- Input data

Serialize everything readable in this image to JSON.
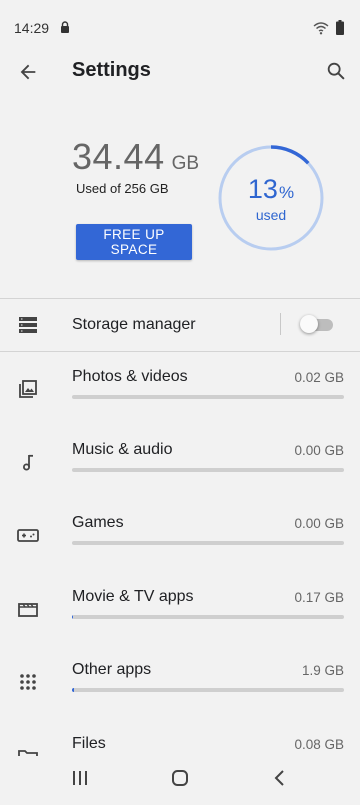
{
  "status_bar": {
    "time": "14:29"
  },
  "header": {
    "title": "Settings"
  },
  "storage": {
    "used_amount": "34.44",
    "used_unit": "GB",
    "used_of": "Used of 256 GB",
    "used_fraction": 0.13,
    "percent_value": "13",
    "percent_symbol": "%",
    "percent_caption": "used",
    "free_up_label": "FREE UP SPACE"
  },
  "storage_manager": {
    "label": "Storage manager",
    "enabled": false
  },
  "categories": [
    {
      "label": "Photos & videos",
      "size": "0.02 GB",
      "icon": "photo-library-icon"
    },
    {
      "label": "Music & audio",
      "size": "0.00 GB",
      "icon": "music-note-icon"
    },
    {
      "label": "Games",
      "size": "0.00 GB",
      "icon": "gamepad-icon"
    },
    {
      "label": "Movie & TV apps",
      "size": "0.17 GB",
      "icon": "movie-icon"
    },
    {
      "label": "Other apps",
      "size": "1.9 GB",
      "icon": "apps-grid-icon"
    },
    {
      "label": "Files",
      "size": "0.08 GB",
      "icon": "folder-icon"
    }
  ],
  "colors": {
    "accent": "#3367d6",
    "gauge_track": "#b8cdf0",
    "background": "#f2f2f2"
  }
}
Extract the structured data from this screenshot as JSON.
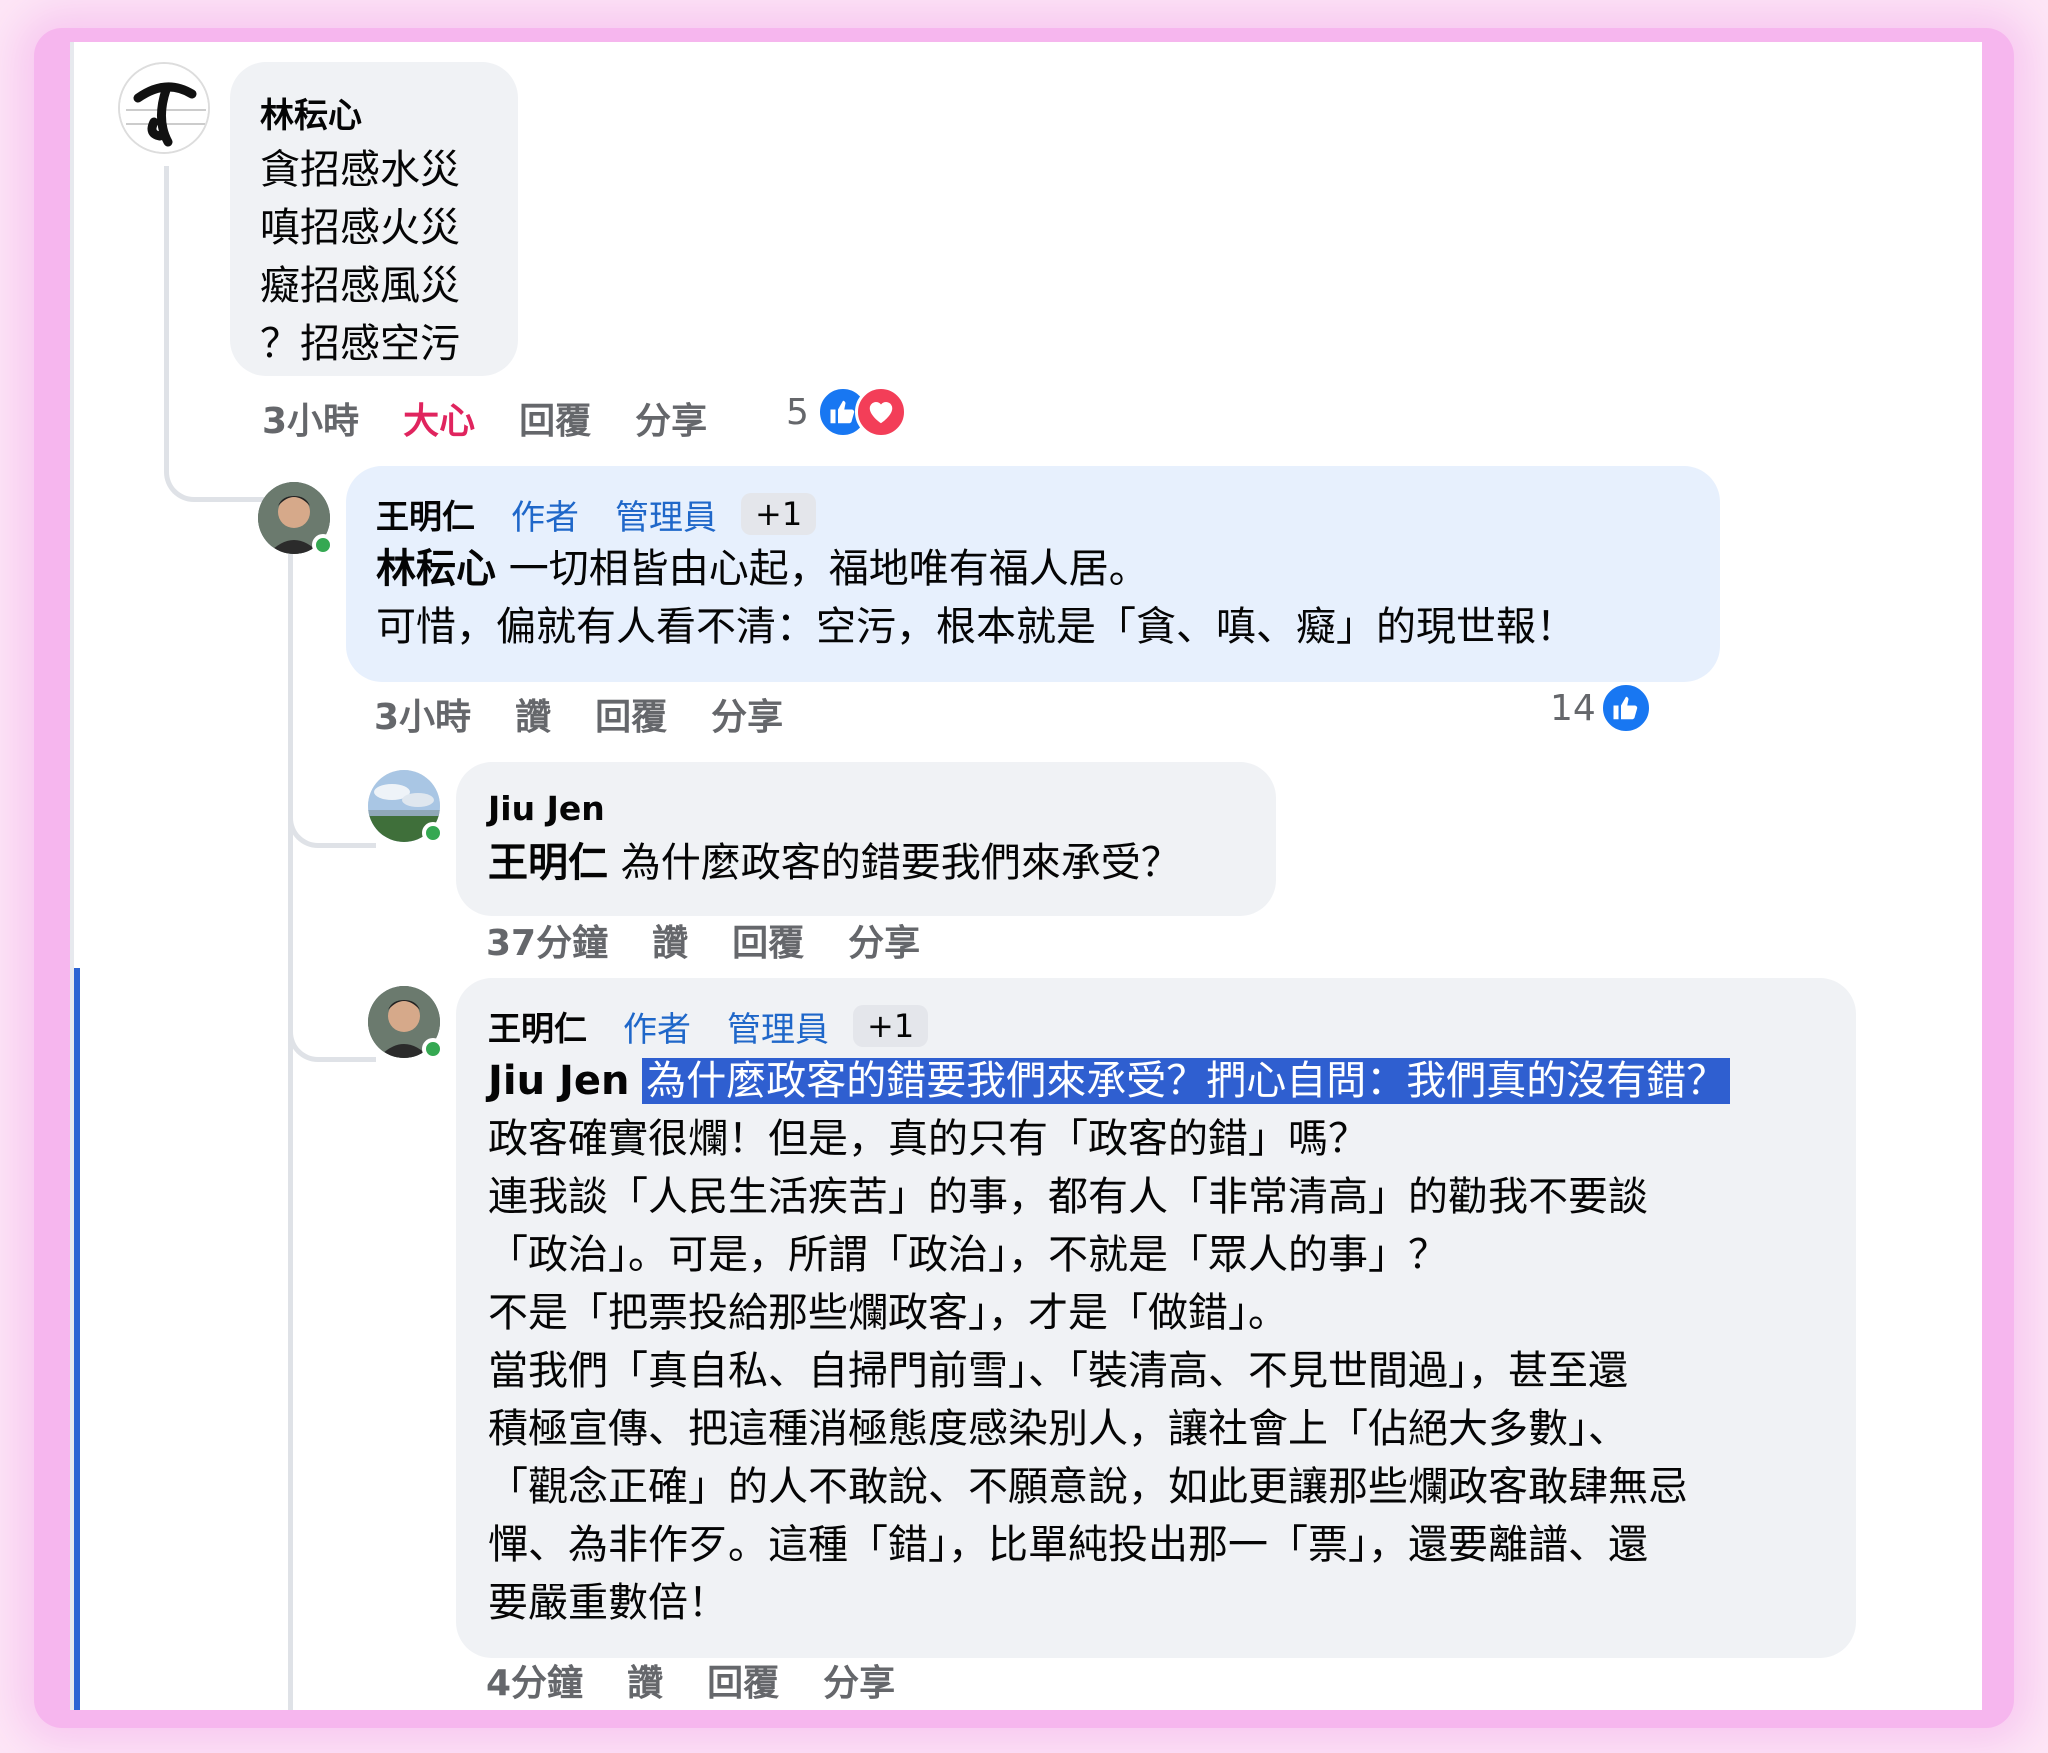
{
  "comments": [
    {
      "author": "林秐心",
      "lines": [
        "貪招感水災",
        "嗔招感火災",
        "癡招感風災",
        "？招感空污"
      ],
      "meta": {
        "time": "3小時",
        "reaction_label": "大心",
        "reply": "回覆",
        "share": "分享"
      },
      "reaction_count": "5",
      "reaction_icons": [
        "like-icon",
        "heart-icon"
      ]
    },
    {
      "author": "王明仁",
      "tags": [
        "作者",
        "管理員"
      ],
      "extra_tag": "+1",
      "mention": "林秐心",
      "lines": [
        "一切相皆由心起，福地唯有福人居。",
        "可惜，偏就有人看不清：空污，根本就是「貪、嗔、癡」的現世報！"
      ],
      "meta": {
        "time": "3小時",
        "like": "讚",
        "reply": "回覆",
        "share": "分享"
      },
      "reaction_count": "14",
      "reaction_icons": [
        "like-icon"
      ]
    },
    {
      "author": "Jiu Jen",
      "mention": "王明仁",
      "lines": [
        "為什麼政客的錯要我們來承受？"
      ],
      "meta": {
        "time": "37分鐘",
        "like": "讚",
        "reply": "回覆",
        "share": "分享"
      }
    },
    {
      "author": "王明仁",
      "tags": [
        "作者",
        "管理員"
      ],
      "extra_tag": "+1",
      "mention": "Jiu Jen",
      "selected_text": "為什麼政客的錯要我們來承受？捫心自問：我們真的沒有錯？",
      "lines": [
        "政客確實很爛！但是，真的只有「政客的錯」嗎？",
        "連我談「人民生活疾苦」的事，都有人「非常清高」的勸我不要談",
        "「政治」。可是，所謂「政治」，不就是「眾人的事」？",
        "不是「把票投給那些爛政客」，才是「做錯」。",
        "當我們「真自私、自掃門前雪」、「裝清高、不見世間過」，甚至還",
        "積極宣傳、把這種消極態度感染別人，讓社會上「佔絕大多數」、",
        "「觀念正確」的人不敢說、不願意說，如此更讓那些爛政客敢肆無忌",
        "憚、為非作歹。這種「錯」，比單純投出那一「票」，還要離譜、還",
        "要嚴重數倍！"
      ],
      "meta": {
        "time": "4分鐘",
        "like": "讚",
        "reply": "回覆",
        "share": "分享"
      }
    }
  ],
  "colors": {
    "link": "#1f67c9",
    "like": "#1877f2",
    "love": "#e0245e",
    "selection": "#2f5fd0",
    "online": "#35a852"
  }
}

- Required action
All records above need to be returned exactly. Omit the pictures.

- Response below
Serialize everything readable in this image to JSON.
{
  "status_bar": {
    "time": "14:29"
  },
  "header": {
    "title": "Settings"
  },
  "storage": {
    "used_amount": "34.44",
    "used_unit": "GB",
    "used_of": "Used of 256 GB",
    "used_fraction": 0.13,
    "percent_value": "13",
    "percent_symbol": "%",
    "percent_caption": "used",
    "free_up_label": "FREE UP SPACE"
  },
  "storage_manager": {
    "label": "Storage manager",
    "enabled": false
  },
  "categories": [
    {
      "label": "Photos & videos",
      "size": "0.02 GB",
      "icon": "photo-library-icon"
    },
    {
      "label": "Music & audio",
      "size": "0.00 GB",
      "icon": "music-note-icon"
    },
    {
      "label": "Games",
      "size": "0.00 GB",
      "icon": "gamepad-icon"
    },
    {
      "label": "Movie & TV apps",
      "size": "0.17 GB",
      "icon": "movie-icon"
    },
    {
      "label": "Other apps",
      "size": "1.9 GB",
      "icon": "apps-grid-icon"
    },
    {
      "label": "Files",
      "size": "0.08 GB",
      "icon": "folder-icon"
    }
  ],
  "colors": {
    "accent": "#3367d6",
    "gauge_track": "#b8cdf0",
    "background": "#f2f2f2"
  }
}
Extract the structured data from this screenshot as JSON.
{
  "comments": [
    {
      "author": "林秐心",
      "lines": [
        "貪招感水災",
        "嗔招感火災",
        "癡招感風災",
        "？招感空污"
      ],
      "meta": {
        "time": "3小時",
        "reaction_label": "大心",
        "reply": "回覆",
        "share": "分享"
      },
      "reaction_count": "5",
      "reaction_icons": [
        "like-icon",
        "heart-icon"
      ]
    },
    {
      "author": "王明仁",
      "tags": [
        "作者",
        "管理員"
      ],
      "extra_tag": "+1",
      "mention": "林秐心",
      "lines": [
        "一切相皆由心起，福地唯有福人居。",
        "可惜，偏就有人看不清：空污，根本就是「貪、嗔、癡」的現世報！"
      ],
      "meta": {
        "time": "3小時",
        "like": "讚",
        "reply": "回覆",
        "share": "分享"
      },
      "reaction_count": "14",
      "reaction_icons": [
        "like-icon"
      ]
    },
    {
      "author": "Jiu Jen",
      "mention": "王明仁",
      "lines": [
        "為什麼政客的錯要我們來承受？"
      ],
      "meta": {
        "time": "37分鐘",
        "like": "讚",
        "reply": "回覆",
        "share": "分享"
      }
    },
    {
      "author": "王明仁",
      "tags": [
        "作者",
        "管理員"
      ],
      "extra_tag": "+1",
      "mention": "Jiu Jen",
      "selected_text": "為什麼政客的錯要我們來承受？捫心自問：我們真的沒有錯？",
      "lines": [
        "政客確實很爛！但是，真的只有「政客的錯」嗎？",
        "連我談「人民生活疾苦」的事，都有人「非常清高」的勸我不要談",
        "「政治」。可是，所謂「政治」，不就是「眾人的事」？",
        "不是「把票投給那些爛政客」，才是「做錯」。",
        "當我們「真自私、自掃門前雪」、「裝清高、不見世間過」，甚至還",
        "積極宣傳、把這種消極態度感染別人，讓社會上「佔絕大多數」、",
        "「觀念正確」的人不敢說、不願意說，如此更讓那些爛政客敢肆無忌",
        "憚、為非作歹。這種「錯」，比單純投出那一「票」，還要離譜、還",
        "要嚴重數倍！"
      ],
      "meta": {
        "time": "4分鐘",
        "like": "讚",
        "reply": "回覆",
        "share": "分享"
      }
    }
  ],
  "colors": {
    "link": "#1f67c9",
    "like": "#1877f2",
    "love": "#e0245e",
    "selection": "#2f5fd0",
    "online": "#35a852"
  }
}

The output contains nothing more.